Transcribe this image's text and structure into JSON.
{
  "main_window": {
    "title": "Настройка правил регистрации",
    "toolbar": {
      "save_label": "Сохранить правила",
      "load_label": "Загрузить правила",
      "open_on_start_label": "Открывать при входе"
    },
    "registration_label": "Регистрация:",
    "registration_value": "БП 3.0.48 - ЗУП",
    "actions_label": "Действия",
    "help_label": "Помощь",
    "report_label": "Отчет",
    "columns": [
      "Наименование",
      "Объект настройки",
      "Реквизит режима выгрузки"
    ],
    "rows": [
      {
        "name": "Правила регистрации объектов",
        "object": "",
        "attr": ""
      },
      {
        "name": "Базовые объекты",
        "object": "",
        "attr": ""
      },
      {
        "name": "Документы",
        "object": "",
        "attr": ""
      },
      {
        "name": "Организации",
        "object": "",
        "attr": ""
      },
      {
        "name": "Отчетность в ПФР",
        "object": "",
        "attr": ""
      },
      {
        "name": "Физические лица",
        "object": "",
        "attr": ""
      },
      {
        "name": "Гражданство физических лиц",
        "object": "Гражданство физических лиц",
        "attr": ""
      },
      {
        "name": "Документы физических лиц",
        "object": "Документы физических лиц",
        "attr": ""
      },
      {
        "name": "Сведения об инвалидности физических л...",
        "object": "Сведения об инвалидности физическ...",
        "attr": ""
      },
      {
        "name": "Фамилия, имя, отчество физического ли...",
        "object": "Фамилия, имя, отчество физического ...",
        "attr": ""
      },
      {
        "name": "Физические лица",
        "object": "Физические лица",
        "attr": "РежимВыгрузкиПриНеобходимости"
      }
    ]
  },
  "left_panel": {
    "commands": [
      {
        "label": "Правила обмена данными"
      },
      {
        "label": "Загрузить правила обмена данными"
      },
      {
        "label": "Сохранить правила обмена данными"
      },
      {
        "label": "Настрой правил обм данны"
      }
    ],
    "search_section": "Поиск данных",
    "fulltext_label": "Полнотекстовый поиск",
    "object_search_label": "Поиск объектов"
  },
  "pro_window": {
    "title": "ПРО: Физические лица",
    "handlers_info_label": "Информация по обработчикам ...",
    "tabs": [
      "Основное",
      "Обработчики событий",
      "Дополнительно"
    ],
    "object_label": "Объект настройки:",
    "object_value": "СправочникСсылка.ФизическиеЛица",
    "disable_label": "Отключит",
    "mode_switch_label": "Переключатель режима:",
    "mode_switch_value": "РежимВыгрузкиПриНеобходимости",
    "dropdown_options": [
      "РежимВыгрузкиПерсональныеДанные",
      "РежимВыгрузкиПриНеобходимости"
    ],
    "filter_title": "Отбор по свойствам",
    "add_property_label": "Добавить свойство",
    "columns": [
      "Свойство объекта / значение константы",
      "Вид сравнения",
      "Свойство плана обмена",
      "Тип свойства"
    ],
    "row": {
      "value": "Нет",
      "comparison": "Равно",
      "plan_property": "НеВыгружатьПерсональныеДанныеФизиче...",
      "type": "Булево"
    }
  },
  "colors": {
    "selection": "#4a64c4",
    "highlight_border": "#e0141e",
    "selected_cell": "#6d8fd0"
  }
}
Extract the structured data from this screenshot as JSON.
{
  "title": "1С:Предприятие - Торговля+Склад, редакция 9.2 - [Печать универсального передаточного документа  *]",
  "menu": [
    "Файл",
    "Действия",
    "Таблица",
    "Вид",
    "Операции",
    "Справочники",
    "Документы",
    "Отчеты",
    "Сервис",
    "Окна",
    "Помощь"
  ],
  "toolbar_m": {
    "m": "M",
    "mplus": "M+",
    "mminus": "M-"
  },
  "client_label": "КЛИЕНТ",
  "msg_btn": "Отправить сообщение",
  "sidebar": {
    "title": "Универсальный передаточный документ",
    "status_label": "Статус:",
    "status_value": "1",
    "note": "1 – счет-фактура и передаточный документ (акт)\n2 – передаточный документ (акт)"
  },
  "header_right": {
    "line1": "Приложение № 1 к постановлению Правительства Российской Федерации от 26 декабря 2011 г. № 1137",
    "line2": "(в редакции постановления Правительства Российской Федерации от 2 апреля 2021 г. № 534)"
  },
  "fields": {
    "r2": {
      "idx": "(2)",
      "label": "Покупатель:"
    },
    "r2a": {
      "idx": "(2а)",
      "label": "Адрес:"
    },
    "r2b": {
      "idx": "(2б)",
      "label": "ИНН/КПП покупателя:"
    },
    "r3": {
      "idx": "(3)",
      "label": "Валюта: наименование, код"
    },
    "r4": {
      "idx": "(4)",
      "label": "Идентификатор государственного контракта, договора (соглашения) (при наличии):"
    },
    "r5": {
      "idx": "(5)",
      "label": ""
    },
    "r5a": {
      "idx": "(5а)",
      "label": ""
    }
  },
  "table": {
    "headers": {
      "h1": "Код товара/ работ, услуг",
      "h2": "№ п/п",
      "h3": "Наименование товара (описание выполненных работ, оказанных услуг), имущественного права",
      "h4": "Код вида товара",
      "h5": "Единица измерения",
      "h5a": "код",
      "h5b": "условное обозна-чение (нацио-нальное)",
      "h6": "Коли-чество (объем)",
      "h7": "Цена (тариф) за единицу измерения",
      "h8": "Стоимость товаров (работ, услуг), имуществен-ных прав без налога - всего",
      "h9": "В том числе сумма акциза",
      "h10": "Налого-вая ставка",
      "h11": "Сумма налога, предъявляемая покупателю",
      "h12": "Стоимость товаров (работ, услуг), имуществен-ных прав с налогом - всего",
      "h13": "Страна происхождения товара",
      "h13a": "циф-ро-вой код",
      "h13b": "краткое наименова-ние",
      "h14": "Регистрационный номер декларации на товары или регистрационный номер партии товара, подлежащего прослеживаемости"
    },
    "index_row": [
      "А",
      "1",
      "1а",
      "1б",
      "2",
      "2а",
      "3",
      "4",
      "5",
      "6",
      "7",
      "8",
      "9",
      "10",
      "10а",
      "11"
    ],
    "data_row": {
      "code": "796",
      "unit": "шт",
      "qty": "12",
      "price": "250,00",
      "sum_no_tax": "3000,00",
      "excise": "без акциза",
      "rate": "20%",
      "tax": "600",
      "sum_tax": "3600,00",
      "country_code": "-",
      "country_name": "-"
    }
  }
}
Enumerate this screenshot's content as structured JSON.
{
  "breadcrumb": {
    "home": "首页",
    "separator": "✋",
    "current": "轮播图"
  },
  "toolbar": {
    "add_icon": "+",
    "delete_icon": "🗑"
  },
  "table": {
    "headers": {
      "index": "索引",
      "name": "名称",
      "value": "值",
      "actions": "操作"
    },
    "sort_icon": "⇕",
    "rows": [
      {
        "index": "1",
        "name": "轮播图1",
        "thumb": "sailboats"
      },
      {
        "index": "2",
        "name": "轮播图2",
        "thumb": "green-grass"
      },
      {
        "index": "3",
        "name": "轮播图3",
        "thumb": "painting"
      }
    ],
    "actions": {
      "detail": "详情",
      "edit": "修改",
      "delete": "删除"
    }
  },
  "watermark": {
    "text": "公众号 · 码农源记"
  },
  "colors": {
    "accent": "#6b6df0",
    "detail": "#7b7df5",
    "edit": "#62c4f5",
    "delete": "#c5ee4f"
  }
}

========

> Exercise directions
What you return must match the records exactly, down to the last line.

> Reply
Transcribe this image's text and structure into JSON.
{
  "main_window": {
    "title": "Настройка правил регистрации",
    "toolbar": {
      "save_label": "Сохранить правила",
      "load_label": "Загрузить правила",
      "open_on_start_label": "Открывать при входе"
    },
    "registration_label": "Регистрация:",
    "registration_value": "БП 3.0.48 - ЗУП",
    "actions_label": "Действия",
    "help_label": "Помощь",
    "report_label": "Отчет",
    "columns": [
      "Наименование",
      "Объект настройки",
      "Реквизит режима выгрузки"
    ],
    "rows": [
      {
        "name": "Правила регистрации объектов",
        "object": "",
        "attr": ""
      },
      {
        "name": "Базовые объекты",
        "object": "",
        "attr": ""
      },
      {
        "name": "Документы",
        "object": "",
        "attr": ""
      },
      {
        "name": "Организации",
        "object": "",
        "attr": ""
      },
      {
        "name": "Отчетность в ПФР",
        "object": "",
        "attr": ""
      },
      {
        "name": "Физические лица",
        "object": "",
        "attr": ""
      },
      {
        "name": "Гражданство физических лиц",
        "object": "Гражданство физических лиц",
        "attr": ""
      },
      {
        "name": "Документы физических лиц",
        "object": "Документы физических лиц",
        "attr": ""
      },
      {
        "name": "Сведения об инвалидности физических л...",
        "object": "Сведения об инвалидности физическ...",
        "attr": ""
      },
      {
        "name": "Фамилия, имя, отчество физического ли...",
        "object": "Фамилия, имя, отчество физического ...",
        "attr": ""
      },
      {
        "name": "Физические лица",
        "object": "Физические лица",
        "attr": "РежимВыгрузкиПриНеобходимости"
      }
    ]
  },
  "left_panel": {
    "commands": [
      {
        "label": "Правила обмена данными"
      },
      {
        "label": "Загрузить правила обмена данными"
      },
      {
        "label": "Сохранить правила обмена данными"
      },
      {
        "label": "Настрой правил обм данны"
      }
    ],
    "search_section": "Поиск данных",
    "fulltext_label": "Полнотекстовый поиск",
    "object_search_label": "Поиск объектов"
  },
  "pro_window": {
    "title": "ПРО: Физические лица",
    "handlers_info_label": "Информация по обработчикам ...",
    "tabs": [
      "Основное",
      "Обработчики событий",
      "Дополнительно"
    ],
    "object_label": "Объект настройки:",
    "object_value": "СправочникСсылка.ФизическиеЛица",
    "disable_label": "Отключит",
    "mode_switch_label": "Переключатель режима:",
    "mode_switch_value": "РежимВыгрузкиПриНеобходимости",
    "dropdown_options": [
      "РежимВыгрузкиПерсональныеДанные",
      "РежимВыгрузкиПриНеобходимости"
    ],
    "filter_title": "Отбор по свойствам",
    "add_property_label": "Добавить свойство",
    "columns": [
      "Свойство объекта / значение константы",
      "Вид сравнения",
      "Свойство плана обмена",
      "Тип свойства"
    ],
    "row": {
      "value": "Нет",
      "comparison": "Равно",
      "plan_property": "НеВыгружатьПерсональныеДанныеФизиче...",
      "type": "Булево"
    }
  },
  "colors": {
    "selection": "#4a64c4",
    "highlight_border": "#e0141e",
    "selected_cell": "#6d8fd0"
  }
}
Extract the structured data from this screenshot as JSON.
{
  "title": "1С:Предприятие - Торговля+Склад, редакция 9.2 - [Печать универсального передаточного документа  *]",
  "menu": [
    "Файл",
    "Действия",
    "Таблица",
    "Вид",
    "Операции",
    "Справочники",
    "Документы",
    "Отчеты",
    "Сервис",
    "Окна",
    "Помощь"
  ],
  "toolbar_m": {
    "m": "M",
    "mplus": "M+",
    "mminus": "M-"
  },
  "client_label": "КЛИЕНТ",
  "msg_btn": "Отправить сообщение",
  "sidebar": {
    "title": "Универсальный передаточный документ",
    "status_label": "Статус:",
    "status_value": "1",
    "note": "1 – счет-фактура и передаточный документ (акт)\n2 – передаточный документ (акт)"
  },
  "header_right": {
    "line1": "Приложение № 1 к постановлению Правительства Российской Федерации от 26 декабря 2011 г. № 1137",
    "line2": "(в редакции постановления Правительства Российской Федерации от 2 апреля 2021 г. № 534)"
  },
  "fields": {
    "r2": {
      "idx": "(2)",
      "label": "Покупатель:"
    },
    "r2a": {
      "idx": "(2а)",
      "label": "Адрес:"
    },
    "r2b": {
      "idx": "(2б)",
      "label": "ИНН/КПП покупателя:"
    },
    "r3": {
      "idx": "(3)",
      "label": "Валюта: наименование, код"
    },
    "r4": {
      "idx": "(4)",
      "label": "Идентификатор государственного контракта, договора (соглашения) (при наличии):"
    },
    "r5": {
      "idx": "(5)",
      "label": ""
    },
    "r5a": {
      "idx": "(5а)",
      "label": ""
    }
  },
  "table": {
    "headers": {
      "h1": "Код товара/ работ, услуг",
      "h2": "№ п/п",
      "h3": "Наименование товара (описание выполненных работ, оказанных услуг), имущественного права",
      "h4": "Код вида товара",
      "h5": "Единица измерения",
      "h5a": "код",
      "h5b": "условное обозна-чение (нацио-нальное)",
      "h6": "Коли-чество (объем)",
      "h7": "Цена (тариф) за единицу измерения",
      "h8": "Стоимость товаров (работ, услуг), имуществен-ных прав без налога - всего",
      "h9": "В том числе сумма акциза",
      "h10": "Налого-вая ставка",
      "h11": "Сумма налога, предъявляемая покупателю",
      "h12": "Стоимость товаров (работ, услуг), имуществен-ных прав с налогом - всего",
      "h13": "Страна происхождения товара",
      "h13a": "циф-ро-вой код",
      "h13b": "краткое наименова-ние",
      "h14": "Регистрационный номер декларации на товары или регистрационный номер партии товара, подлежащего прослеживаемости"
    },
    "index_row": [
      "А",
      "1",
      "1а",
      "1б",
      "2",
      "2а",
      "3",
      "4",
      "5",
      "6",
      "7",
      "8",
      "9",
      "10",
      "10а",
      "11"
    ],
    "data_row": {
      "code": "796",
      "unit": "шт",
      "qty": "12",
      "price": "250,00",
      "sum_no_tax": "3000,00",
      "excise": "без акциза",
      "rate": "20%",
      "tax": "600",
      "sum_tax": "3600,00",
      "country_code": "-",
      "country_name": "-"
    }
  }
}
Enumerate this screenshot's content as structured JSON.
{
  "breadcrumb": {
    "home": "首页",
    "separator": "✋",
    "current": "轮播图"
  },
  "toolbar": {
    "add_icon": "+",
    "delete_icon": "🗑"
  },
  "table": {
    "headers": {
      "index": "索引",
      "name": "名称",
      "value": "值",
      "actions": "操作"
    },
    "sort_icon": "⇕",
    "rows": [
      {
        "index": "1",
        "name": "轮播图1",
        "thumb": "sailboats"
      },
      {
        "index": "2",
        "name": "轮播图2",
        "thumb": "green-grass"
      },
      {
        "index": "3",
        "name": "轮播图3",
        "thumb": "painting"
      }
    ],
    "actions": {
      "detail": "详情",
      "edit": "修改",
      "delete": "删除"
    }
  },
  "watermark": {
    "text": "公众号 · 码农源记"
  },
  "colors": {
    "accent": "#6b6df0",
    "detail": "#7b7df5",
    "edit": "#62c4f5",
    "delete": "#c5ee4f"
  }
}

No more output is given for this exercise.